→ What to produce: Filter this data down to the lines that hold "Asset", and copy them.
───── Exercise data ─────
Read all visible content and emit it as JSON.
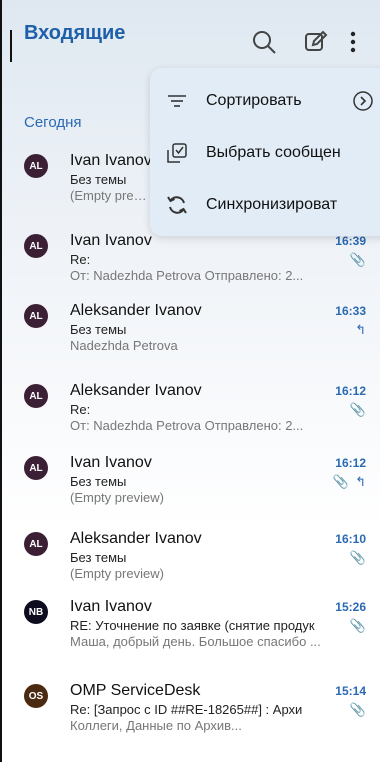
{
  "header": {
    "title": "Входящие",
    "icons": [
      "search-icon",
      "compose-icon",
      "more-icon"
    ]
  },
  "section": "Сегодня",
  "menu": [
    {
      "label": "Сортировать",
      "icon": "sort-icon",
      "has_chevron": true
    },
    {
      "label": "Выбрать сообщен",
      "icon": "select-icon",
      "has_chevron": false
    },
    {
      "label": "Синхронизироват",
      "icon": "sync-icon",
      "has_chevron": false
    }
  ],
  "messages": [
    {
      "avatar": "AL",
      "avatar_color": "#3a1f35",
      "sender": "Ivan Ivanov",
      "subject": "Без темы",
      "preview": "(Empty preview)",
      "time": "",
      "flags": []
    },
    {
      "avatar": "AL",
      "avatar_color": "#3a1f35",
      "sender": "Ivan Ivanov",
      "subject": "Re:",
      "preview": "От: Nadezhda Petrova Отправлено: 2...",
      "time": "16:39",
      "flags": [
        "attachment"
      ]
    },
    {
      "avatar": "AL",
      "avatar_color": "#3a1f35",
      "sender": "Aleksander Ivanov",
      "subject": "Без темы",
      "preview": "Nadezhda Petrova",
      "time": "16:33",
      "flags": [
        "reply"
      ]
    },
    {
      "avatar": "AL",
      "avatar_color": "#3a1f35",
      "sender": "Aleksander Ivanov",
      "subject": "Re:",
      "preview": "От: Nadezhda Petrova Отправлено: 2...",
      "time": "16:12",
      "flags": [
        "attachment"
      ]
    },
    {
      "avatar": "AL",
      "avatar_color": "#3a1f35",
      "sender": "Ivan Ivanov",
      "subject": "Без темы",
      "preview": "(Empty preview)",
      "time": "16:12",
      "flags": [
        "attachment",
        "reply"
      ]
    },
    {
      "avatar": "AL",
      "avatar_color": "#3a1f35",
      "sender": "Aleksander Ivanov",
      "subject": "Без темы",
      "preview": "(Empty preview)",
      "time": "16:10",
      "flags": [
        "attachment"
      ]
    },
    {
      "avatar": "NB",
      "avatar_color": "#0d0d1f",
      "sender": "Ivan Ivanov",
      "subject": "RE: Уточнение по заявке (снятие продук",
      "preview": "Маша, добрый день. Большое спасибо ...",
      "time": "15:26",
      "flags": [
        "attachment"
      ]
    },
    {
      "avatar": "OS",
      "avatar_color": "#4a2a10",
      "sender": "OMP ServiceDesk",
      "subject": "Re: [Запрос с ID ##RE-18265##] : Архи",
      "preview": "Коллеги, Данные по Архив...",
      "time": "15:14",
      "flags": [
        "attachment"
      ]
    }
  ]
}
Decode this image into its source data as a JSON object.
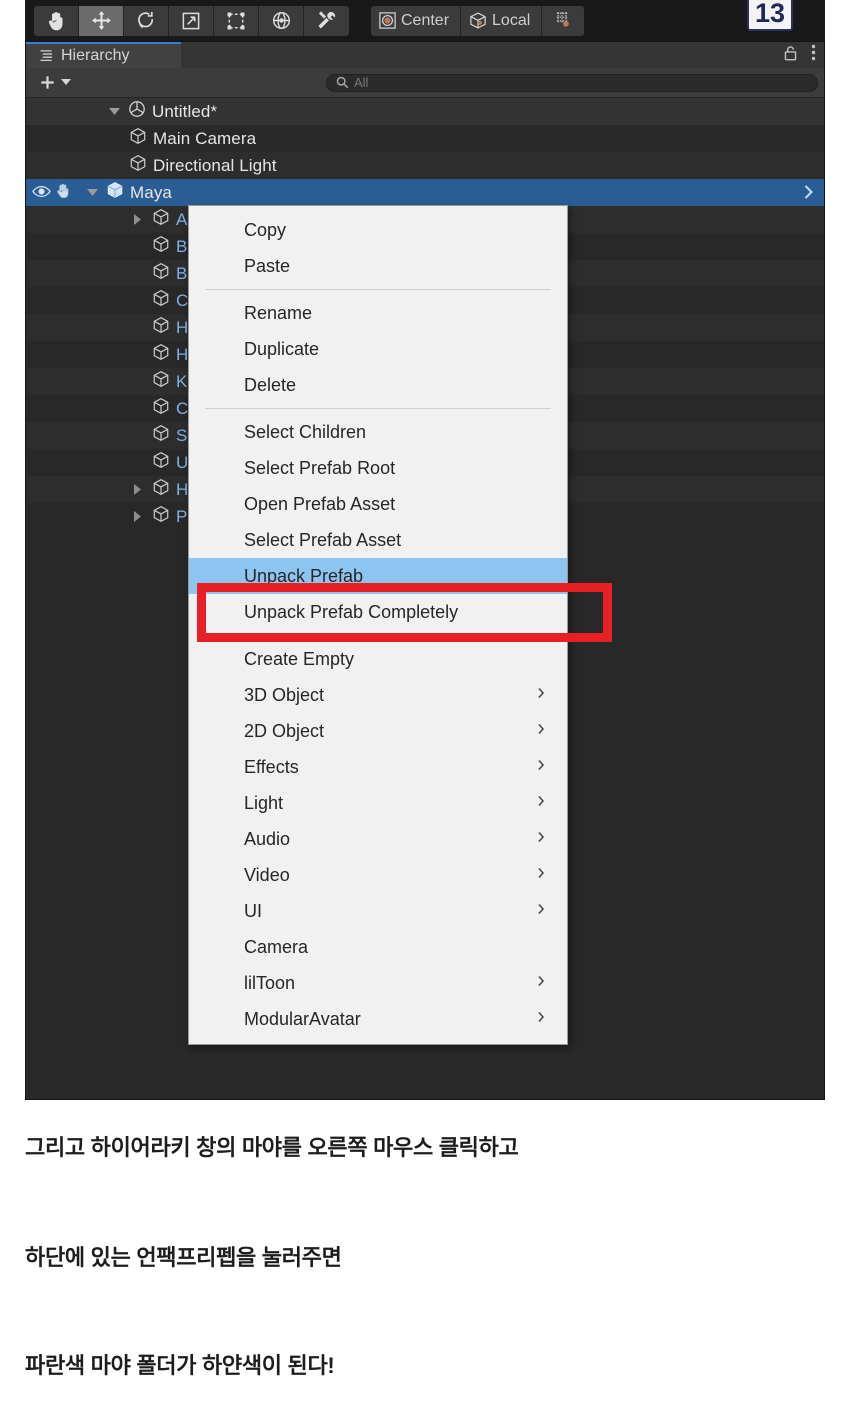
{
  "toolbar": {
    "tools": [
      {
        "name": "hand-tool",
        "icon": "hand",
        "active": false
      },
      {
        "name": "move-tool",
        "icon": "move",
        "active": true
      },
      {
        "name": "rotate-tool",
        "icon": "rotate",
        "active": false
      },
      {
        "name": "scale-tool",
        "icon": "scale",
        "active": false
      },
      {
        "name": "rect-tool",
        "icon": "rect",
        "active": false
      },
      {
        "name": "transform-tool",
        "icon": "transform",
        "active": false
      },
      {
        "name": "custom-tool",
        "icon": "wrench",
        "active": false
      }
    ],
    "pivot_label": "Center",
    "space_label": "Local",
    "snap_label": "",
    "badge": "13",
    "accent_blue": "#3d7dd6"
  },
  "panel": {
    "tab_label": "Hierarchy",
    "add_label": "+",
    "search_placeholder": "All",
    "lock_icon": "lock-icon",
    "menu_icon": "kebab-menu-icon"
  },
  "tree": {
    "scene": {
      "label": "Untitled*",
      "icon": "scene-icon",
      "expanded": true
    },
    "items": [
      {
        "label": "Main Camera",
        "indent": 2,
        "icon": "gameobject-icon",
        "expandable": false,
        "color": "white",
        "selected": false
      },
      {
        "label": "Directional Light",
        "indent": 2,
        "icon": "gameobject-icon",
        "expandable": false,
        "color": "white",
        "selected": false
      },
      {
        "label": "Maya",
        "indent": 1,
        "icon": "prefab-icon",
        "expandable": true,
        "color": "white",
        "selected": true
      },
      {
        "label": "A",
        "indent": 3,
        "icon": "gameobject-icon",
        "expandable": true,
        "color": "blue",
        "selected": false
      },
      {
        "label": "B",
        "indent": 3,
        "icon": "gameobject-icon",
        "expandable": false,
        "color": "blue",
        "selected": false
      },
      {
        "label": "B",
        "indent": 3,
        "icon": "gameobject-icon",
        "expandable": false,
        "color": "blue",
        "selected": false
      },
      {
        "label": "C",
        "indent": 3,
        "icon": "gameobject-icon",
        "expandable": false,
        "color": "blue",
        "selected": false
      },
      {
        "label": "H",
        "indent": 3,
        "icon": "gameobject-icon",
        "expandable": false,
        "color": "blue",
        "selected": false
      },
      {
        "label": "H",
        "indent": 3,
        "icon": "gameobject-icon",
        "expandable": false,
        "color": "blue",
        "selected": false
      },
      {
        "label": "K",
        "indent": 3,
        "icon": "gameobject-icon",
        "expandable": false,
        "color": "blue",
        "selected": false
      },
      {
        "label": "C",
        "indent": 3,
        "icon": "gameobject-icon",
        "expandable": false,
        "color": "blue",
        "selected": false
      },
      {
        "label": "S",
        "indent": 3,
        "icon": "gameobject-icon",
        "expandable": false,
        "color": "blue",
        "selected": false
      },
      {
        "label": "U",
        "indent": 3,
        "icon": "gameobject-icon",
        "expandable": false,
        "color": "blue",
        "selected": false
      },
      {
        "label": "H",
        "indent": 3,
        "icon": "gameobject-icon",
        "expandable": true,
        "color": "blue",
        "selected": false
      },
      {
        "label": "P",
        "indent": 3,
        "icon": "gameobject-icon",
        "expandable": true,
        "color": "blue",
        "selected": false
      }
    ]
  },
  "context_menu": {
    "items": [
      {
        "label": "Copy",
        "submenu": false,
        "highlight": false,
        "sep_after": false
      },
      {
        "label": "Paste",
        "submenu": false,
        "highlight": false,
        "sep_after": true
      },
      {
        "label": "Rename",
        "submenu": false,
        "highlight": false,
        "sep_after": false
      },
      {
        "label": "Duplicate",
        "submenu": false,
        "highlight": false,
        "sep_after": false
      },
      {
        "label": "Delete",
        "submenu": false,
        "highlight": false,
        "sep_after": true
      },
      {
        "label": "Select Children",
        "submenu": false,
        "highlight": false,
        "sep_after": false
      },
      {
        "label": "Select Prefab Root",
        "submenu": false,
        "highlight": false,
        "sep_after": false
      },
      {
        "label": "Open Prefab Asset",
        "submenu": false,
        "highlight": false,
        "sep_after": false
      },
      {
        "label": "Select Prefab Asset",
        "submenu": false,
        "highlight": false,
        "sep_after": false
      },
      {
        "label": "Unpack Prefab",
        "submenu": false,
        "highlight": true,
        "sep_after": false
      },
      {
        "label": "Unpack Prefab Completely",
        "submenu": false,
        "highlight": false,
        "sep_after": true
      },
      {
        "label": "Create Empty",
        "submenu": false,
        "highlight": false,
        "sep_after": false
      },
      {
        "label": "3D Object",
        "submenu": true,
        "highlight": false,
        "sep_after": false
      },
      {
        "label": "2D Object",
        "submenu": true,
        "highlight": false,
        "sep_after": false
      },
      {
        "label": "Effects",
        "submenu": true,
        "highlight": false,
        "sep_after": false
      },
      {
        "label": "Light",
        "submenu": true,
        "highlight": false,
        "sep_after": false
      },
      {
        "label": "Audio",
        "submenu": true,
        "highlight": false,
        "sep_after": false
      },
      {
        "label": "Video",
        "submenu": true,
        "highlight": false,
        "sep_after": false
      },
      {
        "label": "UI",
        "submenu": true,
        "highlight": false,
        "sep_after": false
      },
      {
        "label": "Camera",
        "submenu": false,
        "highlight": false,
        "sep_after": false
      },
      {
        "label": "lilToon",
        "submenu": true,
        "highlight": false,
        "sep_after": false
      },
      {
        "label": "ModularAvatar",
        "submenu": true,
        "highlight": false,
        "sep_after": false
      }
    ],
    "highlight_color": "#8ec5f0",
    "annotation_color": "#e81f24"
  },
  "captions": {
    "line1": "그리고 하이어라키 창의 마야를 오른쪽 마우스 클릭하고",
    "line2": "하단에 있는 언팩프리펩을 눌러주면",
    "line3": "파란색 마야 폴더가 하얀색이 된다!"
  }
}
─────
→ Output of the task:
        "label": "Open Prefab Asset",
        "label": "Select Prefab Asset",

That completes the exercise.